A specialist in criminal law is supporting the move by the London Assembly to investigate why there are so many lengthy delays to many cases involving allegations of misconduct amongst police officers.
Rachel Adamson, head of fraud and regulatory at Adkirk Law with more than 25 years’ experience, says that in many cases she believes the Independent Office for Police Conduct (IOPC) in conjunction with internal professional standards departments are pursuing the wrong people.
At the same time, new Home Office legislation has been introduced from February which aims to simplify the complaints system and put a greater emphasis on handling complaints in a ‘reasonable and proportionate manner’ for new cases after January 31.
Rachel said: “This is a welcome step in the right direction but I question whether it goes far enough. Some cases are so minor that they could be heard quickly with decisions made or sanctions imposed to ensure the officers can carry on with their job and their lives in the meantime.
“A significant statistic says that only five police officers out of 48 accused have been dismissed in the last three years following allegations of misconduct.

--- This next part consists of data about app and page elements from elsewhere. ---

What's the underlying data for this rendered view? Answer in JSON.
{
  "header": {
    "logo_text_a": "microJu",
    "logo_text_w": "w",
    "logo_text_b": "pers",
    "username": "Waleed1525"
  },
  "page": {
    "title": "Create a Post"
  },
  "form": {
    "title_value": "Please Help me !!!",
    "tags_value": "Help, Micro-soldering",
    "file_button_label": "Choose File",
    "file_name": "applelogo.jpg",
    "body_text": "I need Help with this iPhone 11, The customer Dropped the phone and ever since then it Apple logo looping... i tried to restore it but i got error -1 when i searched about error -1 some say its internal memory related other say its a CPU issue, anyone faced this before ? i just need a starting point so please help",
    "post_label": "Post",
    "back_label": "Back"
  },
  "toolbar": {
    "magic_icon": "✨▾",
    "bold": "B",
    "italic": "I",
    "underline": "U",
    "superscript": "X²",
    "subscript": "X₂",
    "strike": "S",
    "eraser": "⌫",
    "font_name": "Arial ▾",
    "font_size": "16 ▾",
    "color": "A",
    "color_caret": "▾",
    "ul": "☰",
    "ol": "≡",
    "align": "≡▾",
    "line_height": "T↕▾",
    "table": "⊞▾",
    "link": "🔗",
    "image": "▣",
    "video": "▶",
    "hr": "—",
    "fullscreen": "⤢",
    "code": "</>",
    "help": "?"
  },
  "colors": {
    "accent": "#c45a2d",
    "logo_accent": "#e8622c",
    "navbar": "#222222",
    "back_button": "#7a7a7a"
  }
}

“The delays are simply wrong. Some officers have had to wait years while an investigation is carried out during which time their lives and careers are put on hold.

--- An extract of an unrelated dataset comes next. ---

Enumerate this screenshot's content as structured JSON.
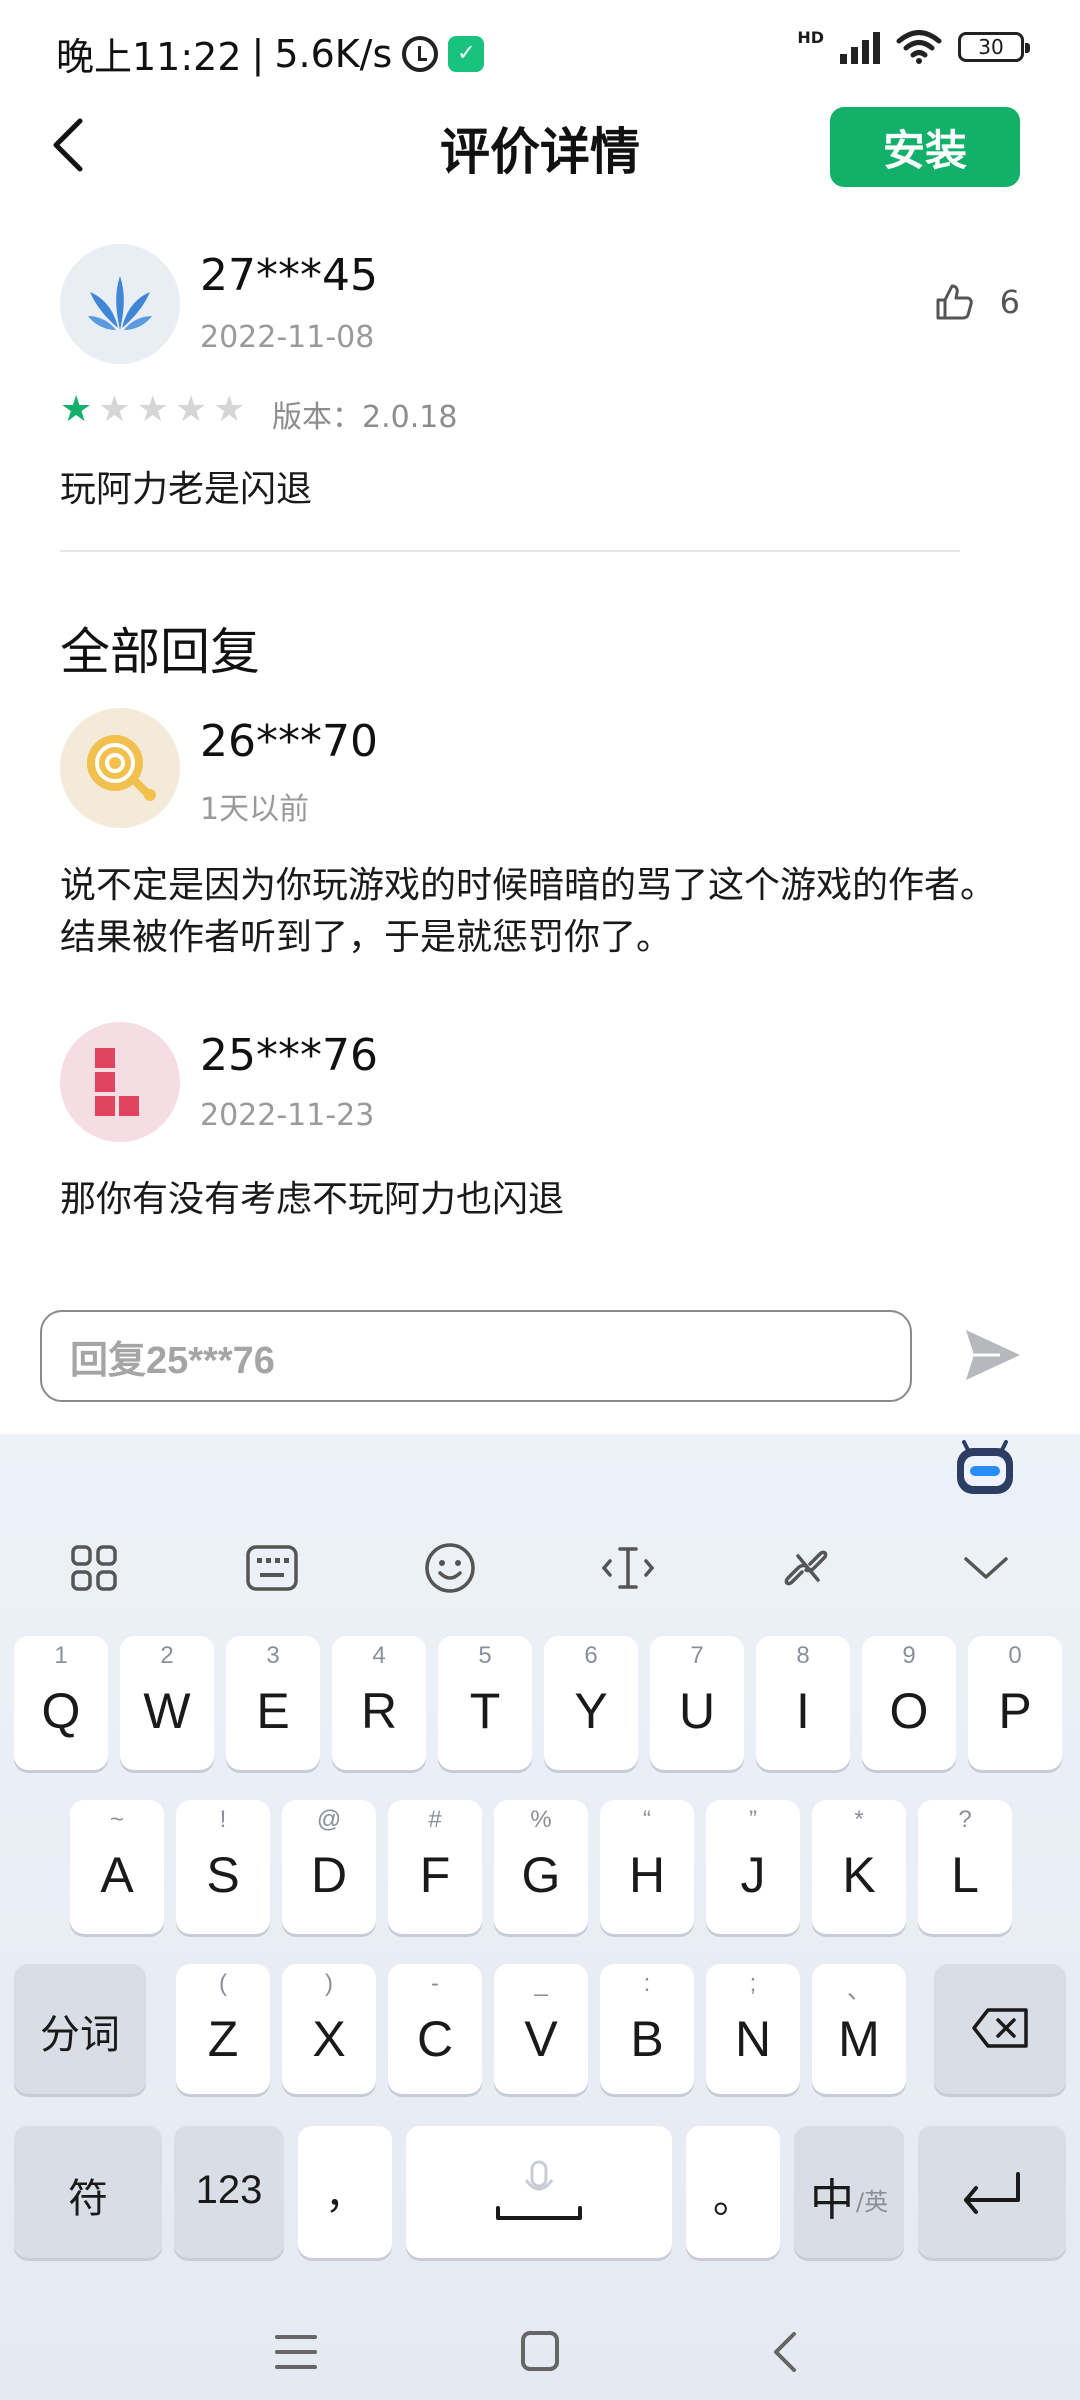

“On a number of occasions in the recent past, I have successfully defended officers in high-profile cases which have brought media attention because they are high-ranking officers accused of breaching professional standards. There are many other cases which aren’t as high profile but equally important – every case delayed brings its own distress for the accused.”
In the case of Parm Sandhu, a temporary chief superintendent, an investigation was launched over allegations she had encouraged colleagues to support her nomination for a Queen’s Police Medal (QPM). She was cleared of gross misconduct some 12 months later after suffering the stress of those claims. The case is now the subject of an employment tribunal to hear her claims that she has been discriminated against for many years.
The firm’s move comes as the London Assembly awaits a response from the IOPC after condemning it for the two-year delay in hearing the case of a PC who was cleared of any wrongdoing after being accused of knocking a moped mugger to the ground.
The Assembly members passed a motion asking for Mayor Sadiq Khan to make representations to the IOPC to significantly reduce the length of investigations and to review the evidential threshold that must be met for an investigation to proceed.
Cases are brought for various alleged acts of misconduct which lead to an internal investigation from the professional standards department or the IOPC.